*WORK TO COMPLETE:* For the word "Samples", return each line of the data in which it occurs.

*DATA SHOWN:*
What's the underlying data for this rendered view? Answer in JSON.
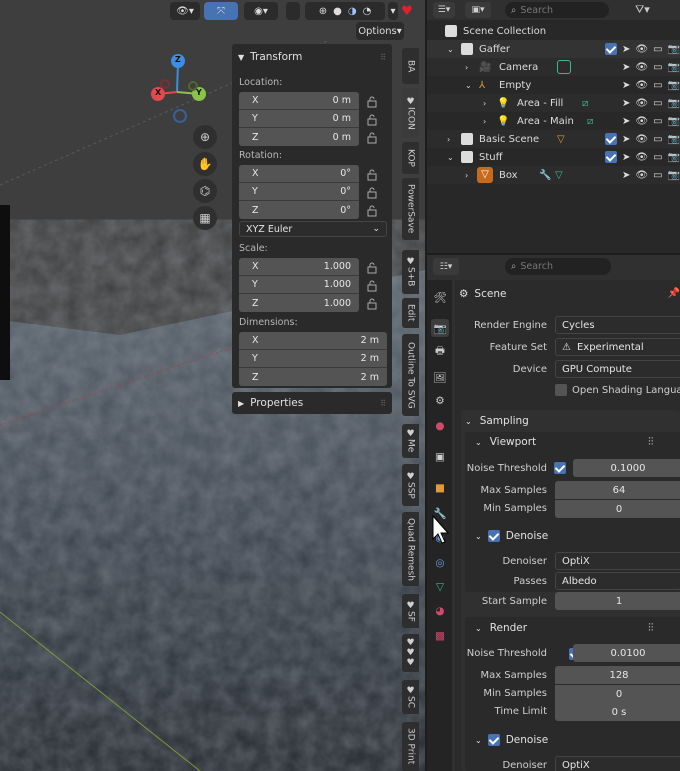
{
  "viewport": {
    "options_label": "Options",
    "npanel": {
      "transform_title": "Transform",
      "location_label": "Location:",
      "location": [
        {
          "axis": "X",
          "value": "0 m"
        },
        {
          "axis": "Y",
          "value": "0 m"
        },
        {
          "axis": "Z",
          "value": "0 m"
        }
      ],
      "rotation_label": "Rotation:",
      "rotation": [
        {
          "axis": "X",
          "value": "0°"
        },
        {
          "axis": "Y",
          "value": "0°"
        },
        {
          "axis": "Z",
          "value": "0°"
        }
      ],
      "rotation_mode": "XYZ Euler",
      "scale_label": "Scale:",
      "scale": [
        {
          "axis": "X",
          "value": "1.000"
        },
        {
          "axis": "Y",
          "value": "1.000"
        },
        {
          "axis": "Z",
          "value": "1.000"
        }
      ],
      "dimensions_label": "Dimensions:",
      "dimensions": [
        {
          "axis": "X",
          "value": "2 m"
        },
        {
          "axis": "Y",
          "value": "2 m"
        },
        {
          "axis": "Z",
          "value": "2 m"
        }
      ],
      "properties_title": "Properties"
    },
    "gizmo": {
      "x": "X",
      "y": "Y",
      "z": "Z"
    },
    "vertical_tabs": [
      "BA",
      "♥ICON",
      "KOP",
      "PowerSave",
      "♥S+B",
      "Edit",
      "Outline To SVG",
      "♥Me",
      "♥SSP",
      "Quad Remesh",
      "♥SF",
      "♥♥♥",
      "♥SC",
      "3D Print"
    ]
  },
  "outliner": {
    "search_placeholder": "Search",
    "items": [
      {
        "label": "Scene Collection"
      },
      {
        "label": "Gaffer"
      },
      {
        "label": "Camera"
      },
      {
        "label": "Empty"
      },
      {
        "label": "Area - Fill"
      },
      {
        "label": "Area - Main"
      },
      {
        "label": "Basic Scene"
      },
      {
        "label": "Stuff"
      },
      {
        "label": "Box"
      }
    ]
  },
  "properties": {
    "search_placeholder": "Search",
    "context_title": "Scene",
    "render_engine_label": "Render Engine",
    "render_engine_value": "Cycles",
    "feature_set_label": "Feature Set",
    "feature_set_value": "Experimental",
    "device_label": "Device",
    "device_value": "GPU Compute",
    "osl_label": "Open Shading Language",
    "sampling_title": "Sampling",
    "viewport_title": "Viewport",
    "vp_noise_label": "Noise Threshold",
    "vp_noise_value": "0.1000",
    "vp_max_label": "Max Samples",
    "vp_max_value": "64",
    "vp_min_label": "Min Samples",
    "vp_min_value": "0",
    "vp_denoise_title": "Denoise",
    "vp_denoiser_label": "Denoiser",
    "vp_denoiser_value": "OptiX",
    "vp_passes_label": "Passes",
    "vp_passes_value": "Albedo",
    "vp_start_label": "Start Sample",
    "vp_start_value": "1",
    "render_title": "Render",
    "r_noise_label": "Noise Threshold",
    "r_noise_value": "0.0100",
    "r_max_label": "Max Samples",
    "r_max_value": "128",
    "r_min_label": "Min Samples",
    "r_min_value": "0",
    "r_time_label": "Time Limit",
    "r_time_value": "0 s",
    "r_denoise_title": "Denoise",
    "r_denoiser_label": "Denoiser",
    "r_denoiser_value": "OptiX"
  },
  "colors": {
    "accent": "#4772b3",
    "x_axis": "#e5474f",
    "y_axis": "#8bc34a",
    "z_axis": "#3b8ee0",
    "heart": "#e0202b"
  }
}
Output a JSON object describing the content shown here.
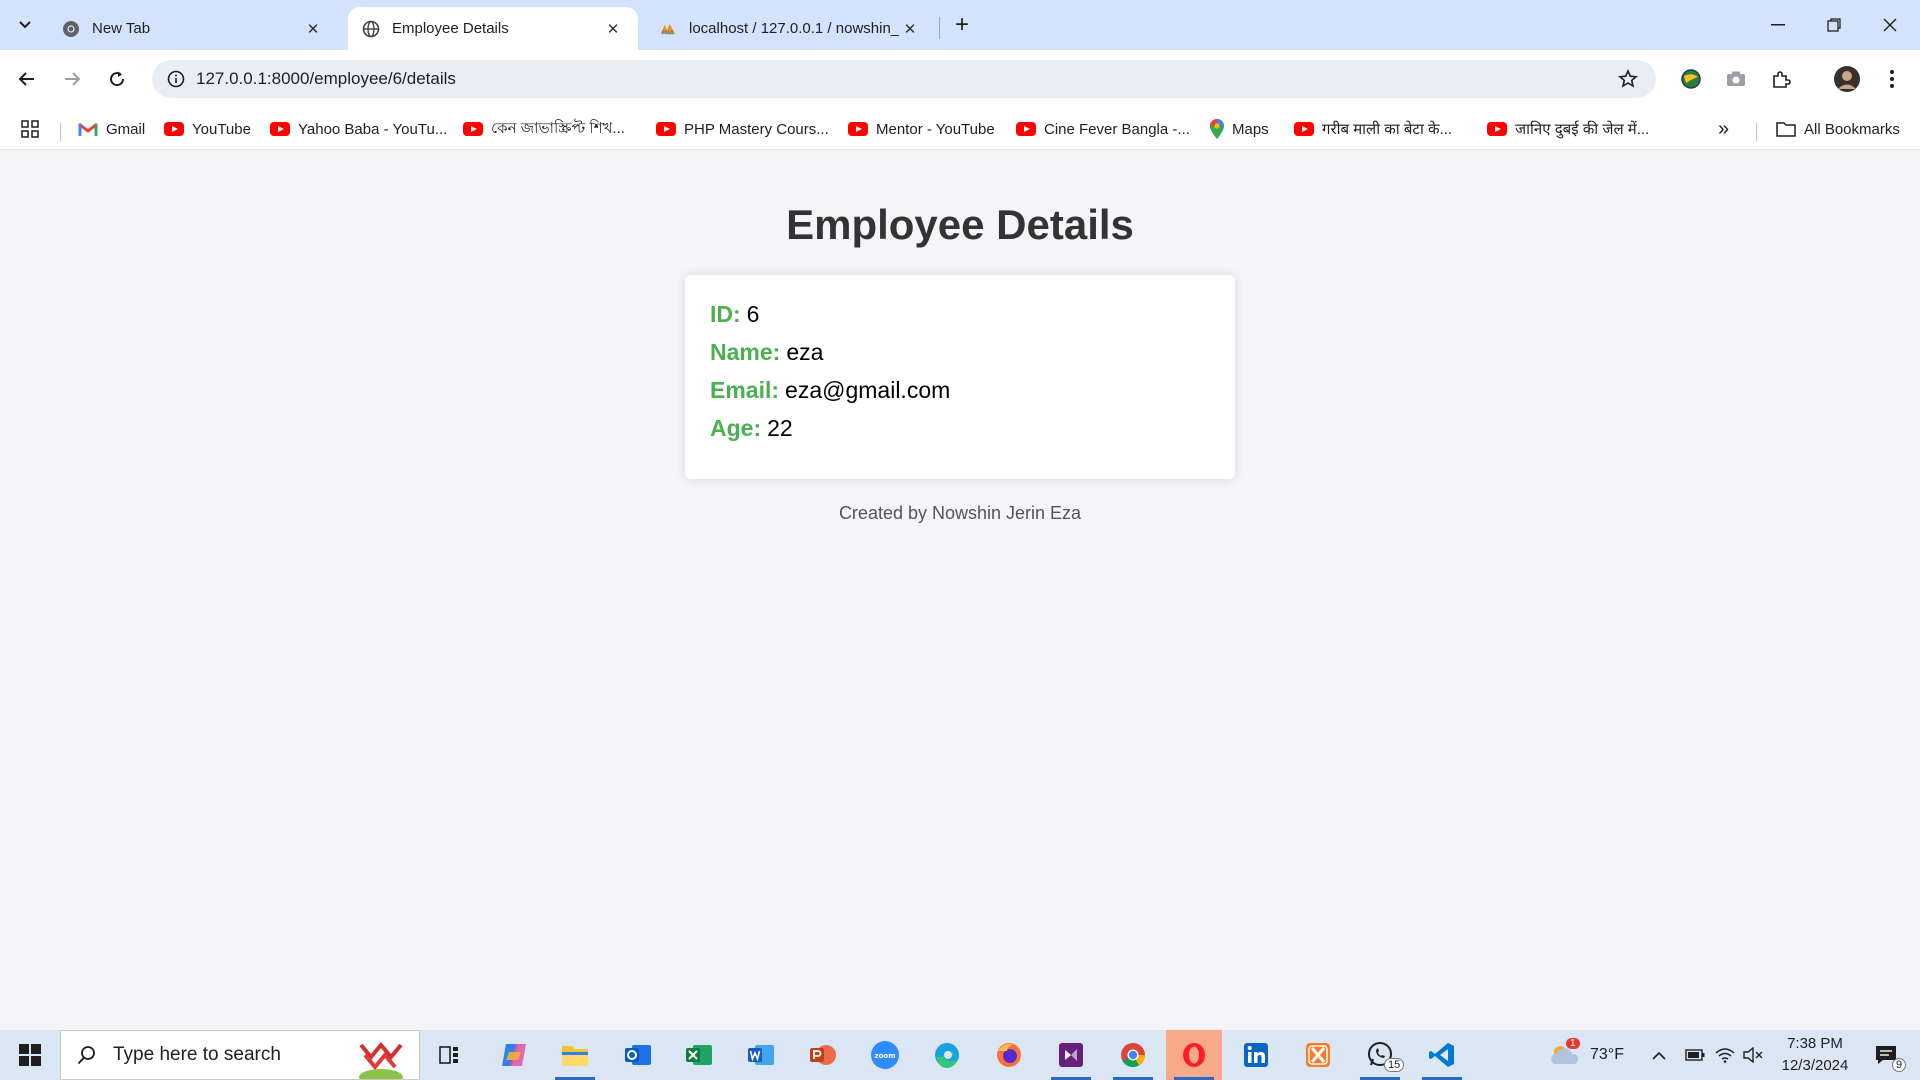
{
  "browser": {
    "tabs": [
      {
        "title": "New Tab",
        "icon": "chrome-icon",
        "active": false
      },
      {
        "title": "Employee Details",
        "icon": "globe-icon",
        "active": true
      },
      {
        "title": "localhost / 127.0.0.1 / nowshin_",
        "icon": "phpmyadmin-icon",
        "active": false
      }
    ],
    "url": "127.0.0.1:8000/employee/6/details",
    "bookmarks": [
      {
        "label": "Gmail",
        "icon": "gmail-icon"
      },
      {
        "label": "YouTube",
        "icon": "youtube-icon"
      },
      {
        "label": "Yahoo Baba - YouTu...",
        "icon": "youtube-icon"
      },
      {
        "label": "কেন জাভাস্ক্রিপ্ট শিখ...",
        "icon": "youtube-icon"
      },
      {
        "label": "PHP Mastery Cours...",
        "icon": "youtube-icon"
      },
      {
        "label": "Mentor - YouTube",
        "icon": "youtube-icon"
      },
      {
        "label": "Cine Fever Bangla -...",
        "icon": "youtube-icon"
      },
      {
        "label": "Maps",
        "icon": "maps-pin-icon"
      },
      {
        "label": "गरीब माली का बेटा के...",
        "icon": "youtube-icon"
      },
      {
        "label": "जानिए दुबई की जेल में...",
        "icon": "youtube-icon"
      }
    ],
    "all_bookmarks_label": "All Bookmarks",
    "overflow_label": "»"
  },
  "page": {
    "title": "Employee Details",
    "fields": [
      {
        "label": "ID:",
        "value": "6"
      },
      {
        "label": "Name:",
        "value": "eza"
      },
      {
        "label": "Email:",
        "value": "eza@gmail.com"
      },
      {
        "label": "Age:",
        "value": "22"
      }
    ],
    "footer": "Created by Nowshin Jerin Eza",
    "colors": {
      "label": "#4caf50",
      "background": "#f4f4f9",
      "title": "#333333"
    }
  },
  "taskbar": {
    "search_placeholder": "Type here to search",
    "weather": "73°F",
    "weather_badge": "1",
    "time": "7:38 PM",
    "date": "12/3/2024",
    "whatsapp_badge": "15",
    "notifications_badge": "9"
  }
}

*RESULT OF THE TASK:*
    "vp_max_label": "Max Samples",
    "vp_min_label": "Min Samples",
    "r_max_label": "Max Samples",
    "r_min_label": "Min Samples",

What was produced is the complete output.